= Task to complete =
Read the lines of the data below and retrieve those with "icon".

[Excerpts from a dataset]
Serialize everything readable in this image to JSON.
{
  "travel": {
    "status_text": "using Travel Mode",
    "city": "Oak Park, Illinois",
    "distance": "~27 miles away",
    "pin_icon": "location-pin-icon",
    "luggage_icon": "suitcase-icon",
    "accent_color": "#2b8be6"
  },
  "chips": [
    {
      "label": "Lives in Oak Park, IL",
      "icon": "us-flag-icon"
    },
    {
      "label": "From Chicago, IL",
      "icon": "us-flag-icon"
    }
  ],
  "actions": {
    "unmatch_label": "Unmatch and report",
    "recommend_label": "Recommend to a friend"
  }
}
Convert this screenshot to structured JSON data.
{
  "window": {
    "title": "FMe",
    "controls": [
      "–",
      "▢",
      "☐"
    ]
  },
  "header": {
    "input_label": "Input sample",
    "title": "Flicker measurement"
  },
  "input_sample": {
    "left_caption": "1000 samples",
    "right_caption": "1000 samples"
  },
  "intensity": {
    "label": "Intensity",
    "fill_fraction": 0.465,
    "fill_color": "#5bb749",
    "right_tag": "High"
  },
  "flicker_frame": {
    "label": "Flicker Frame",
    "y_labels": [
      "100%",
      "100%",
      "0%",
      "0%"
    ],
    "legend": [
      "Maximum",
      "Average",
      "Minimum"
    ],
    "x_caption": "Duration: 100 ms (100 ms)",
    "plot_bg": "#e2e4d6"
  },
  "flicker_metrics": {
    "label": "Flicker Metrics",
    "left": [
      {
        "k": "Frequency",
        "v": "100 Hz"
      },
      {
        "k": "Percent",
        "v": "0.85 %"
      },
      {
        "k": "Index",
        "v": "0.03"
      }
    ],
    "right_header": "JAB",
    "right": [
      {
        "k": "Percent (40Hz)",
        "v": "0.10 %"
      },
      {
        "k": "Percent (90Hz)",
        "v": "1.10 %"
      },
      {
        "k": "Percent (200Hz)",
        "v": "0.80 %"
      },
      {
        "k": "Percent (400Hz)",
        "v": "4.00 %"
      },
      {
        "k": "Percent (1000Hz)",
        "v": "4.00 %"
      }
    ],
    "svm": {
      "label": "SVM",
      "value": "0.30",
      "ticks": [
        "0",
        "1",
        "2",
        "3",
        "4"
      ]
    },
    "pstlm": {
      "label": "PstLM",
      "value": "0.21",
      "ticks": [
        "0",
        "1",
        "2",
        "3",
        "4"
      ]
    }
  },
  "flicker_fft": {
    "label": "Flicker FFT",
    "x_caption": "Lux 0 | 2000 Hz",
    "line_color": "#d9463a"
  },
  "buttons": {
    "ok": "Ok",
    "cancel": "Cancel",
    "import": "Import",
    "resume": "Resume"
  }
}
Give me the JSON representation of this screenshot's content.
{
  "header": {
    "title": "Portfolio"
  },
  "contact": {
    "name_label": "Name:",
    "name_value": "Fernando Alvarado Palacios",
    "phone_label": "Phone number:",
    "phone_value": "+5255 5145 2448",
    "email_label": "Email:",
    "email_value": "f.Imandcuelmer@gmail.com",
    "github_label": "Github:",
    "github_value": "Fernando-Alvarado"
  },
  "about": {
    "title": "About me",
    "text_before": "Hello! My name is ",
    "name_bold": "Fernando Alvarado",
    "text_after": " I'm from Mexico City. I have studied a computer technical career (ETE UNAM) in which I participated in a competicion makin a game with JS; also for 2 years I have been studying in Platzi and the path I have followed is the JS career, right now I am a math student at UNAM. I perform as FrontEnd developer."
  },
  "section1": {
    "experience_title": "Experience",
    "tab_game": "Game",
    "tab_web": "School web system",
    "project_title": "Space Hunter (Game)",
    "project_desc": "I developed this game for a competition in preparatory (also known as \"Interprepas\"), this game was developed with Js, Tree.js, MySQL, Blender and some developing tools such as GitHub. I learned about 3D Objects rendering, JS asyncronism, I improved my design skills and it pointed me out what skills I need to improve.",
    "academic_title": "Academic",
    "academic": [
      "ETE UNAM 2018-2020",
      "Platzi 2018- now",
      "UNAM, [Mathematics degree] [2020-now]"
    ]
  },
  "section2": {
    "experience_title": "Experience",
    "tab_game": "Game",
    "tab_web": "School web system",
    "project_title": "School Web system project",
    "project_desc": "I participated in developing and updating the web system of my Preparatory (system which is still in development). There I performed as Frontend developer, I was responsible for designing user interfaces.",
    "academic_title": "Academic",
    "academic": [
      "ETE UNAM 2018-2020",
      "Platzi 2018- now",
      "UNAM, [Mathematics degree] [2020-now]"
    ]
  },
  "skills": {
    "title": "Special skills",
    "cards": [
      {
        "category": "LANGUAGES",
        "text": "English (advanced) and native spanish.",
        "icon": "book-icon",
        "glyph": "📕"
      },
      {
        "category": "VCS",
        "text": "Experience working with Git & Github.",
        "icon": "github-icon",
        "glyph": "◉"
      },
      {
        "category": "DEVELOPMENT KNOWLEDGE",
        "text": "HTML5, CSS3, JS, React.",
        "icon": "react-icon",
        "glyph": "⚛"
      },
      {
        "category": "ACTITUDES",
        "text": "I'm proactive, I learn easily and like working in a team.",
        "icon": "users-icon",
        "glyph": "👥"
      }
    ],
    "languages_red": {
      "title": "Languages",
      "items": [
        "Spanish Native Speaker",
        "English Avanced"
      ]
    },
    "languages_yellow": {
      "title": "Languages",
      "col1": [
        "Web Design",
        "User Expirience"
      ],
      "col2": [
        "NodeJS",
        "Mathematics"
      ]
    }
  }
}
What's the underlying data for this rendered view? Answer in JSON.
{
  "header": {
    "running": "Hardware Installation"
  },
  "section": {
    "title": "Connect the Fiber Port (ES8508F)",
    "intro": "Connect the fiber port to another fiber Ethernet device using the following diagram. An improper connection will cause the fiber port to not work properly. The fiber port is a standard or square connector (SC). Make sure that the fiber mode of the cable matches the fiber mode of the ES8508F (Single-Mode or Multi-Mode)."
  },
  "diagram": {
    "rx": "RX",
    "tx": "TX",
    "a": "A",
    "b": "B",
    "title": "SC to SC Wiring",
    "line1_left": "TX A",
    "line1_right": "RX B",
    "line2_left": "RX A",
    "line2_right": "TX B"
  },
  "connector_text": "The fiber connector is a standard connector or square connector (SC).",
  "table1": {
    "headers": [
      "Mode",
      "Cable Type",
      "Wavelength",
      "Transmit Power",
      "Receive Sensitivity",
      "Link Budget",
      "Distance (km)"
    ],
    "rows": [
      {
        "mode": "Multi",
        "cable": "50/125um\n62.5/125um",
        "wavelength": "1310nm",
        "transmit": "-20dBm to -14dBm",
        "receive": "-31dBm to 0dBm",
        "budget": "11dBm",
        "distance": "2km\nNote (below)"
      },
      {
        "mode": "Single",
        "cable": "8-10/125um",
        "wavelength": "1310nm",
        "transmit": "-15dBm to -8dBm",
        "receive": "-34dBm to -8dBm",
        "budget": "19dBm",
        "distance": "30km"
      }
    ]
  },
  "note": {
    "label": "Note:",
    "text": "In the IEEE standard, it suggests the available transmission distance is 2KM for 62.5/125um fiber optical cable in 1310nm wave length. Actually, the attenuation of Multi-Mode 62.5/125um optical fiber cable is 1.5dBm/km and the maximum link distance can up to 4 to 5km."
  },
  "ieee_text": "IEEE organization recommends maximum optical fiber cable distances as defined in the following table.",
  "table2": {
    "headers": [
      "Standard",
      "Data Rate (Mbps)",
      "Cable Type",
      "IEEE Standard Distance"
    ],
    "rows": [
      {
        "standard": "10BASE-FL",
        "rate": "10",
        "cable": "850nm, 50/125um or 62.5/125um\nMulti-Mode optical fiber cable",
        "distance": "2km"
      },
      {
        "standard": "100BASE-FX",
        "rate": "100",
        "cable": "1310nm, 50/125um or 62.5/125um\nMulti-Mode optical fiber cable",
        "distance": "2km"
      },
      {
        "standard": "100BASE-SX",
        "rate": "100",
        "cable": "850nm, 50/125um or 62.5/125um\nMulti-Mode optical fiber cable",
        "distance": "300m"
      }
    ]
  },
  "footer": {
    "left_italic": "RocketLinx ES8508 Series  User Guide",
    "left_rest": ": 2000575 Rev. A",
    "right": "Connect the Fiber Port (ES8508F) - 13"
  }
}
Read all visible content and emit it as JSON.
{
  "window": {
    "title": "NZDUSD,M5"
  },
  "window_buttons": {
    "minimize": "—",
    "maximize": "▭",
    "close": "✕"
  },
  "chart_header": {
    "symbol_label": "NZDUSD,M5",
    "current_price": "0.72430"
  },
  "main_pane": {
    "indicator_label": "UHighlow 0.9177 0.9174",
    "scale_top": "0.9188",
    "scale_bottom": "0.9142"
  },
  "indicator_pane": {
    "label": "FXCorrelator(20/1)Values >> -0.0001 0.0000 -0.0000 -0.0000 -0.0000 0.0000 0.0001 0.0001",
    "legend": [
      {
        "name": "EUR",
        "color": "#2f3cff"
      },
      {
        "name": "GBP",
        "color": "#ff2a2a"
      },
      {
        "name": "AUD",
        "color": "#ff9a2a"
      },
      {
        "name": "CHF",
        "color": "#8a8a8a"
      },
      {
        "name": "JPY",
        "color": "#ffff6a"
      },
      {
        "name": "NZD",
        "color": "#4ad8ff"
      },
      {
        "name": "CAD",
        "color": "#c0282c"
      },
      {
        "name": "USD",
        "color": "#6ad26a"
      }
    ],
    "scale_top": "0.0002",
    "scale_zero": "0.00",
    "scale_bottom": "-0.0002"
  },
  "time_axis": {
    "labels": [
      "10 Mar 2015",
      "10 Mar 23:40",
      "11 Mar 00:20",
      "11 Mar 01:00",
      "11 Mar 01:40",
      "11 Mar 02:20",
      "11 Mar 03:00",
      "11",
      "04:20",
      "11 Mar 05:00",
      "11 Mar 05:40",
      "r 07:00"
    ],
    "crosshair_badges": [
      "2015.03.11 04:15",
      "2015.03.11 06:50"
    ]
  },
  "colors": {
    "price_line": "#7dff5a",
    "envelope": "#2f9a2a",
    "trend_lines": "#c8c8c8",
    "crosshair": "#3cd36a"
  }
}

= Task result =
    "pin_icon": "location-pin-icon",
    "luggage_icon": "suitcase-icon",
      "icon": "us-flag-icon"
      "icon": "us-flag-icon"
        "icon": "book-icon",
        "icon": "github-icon",
        "icon": "react-icon",
        "icon": "users-icon",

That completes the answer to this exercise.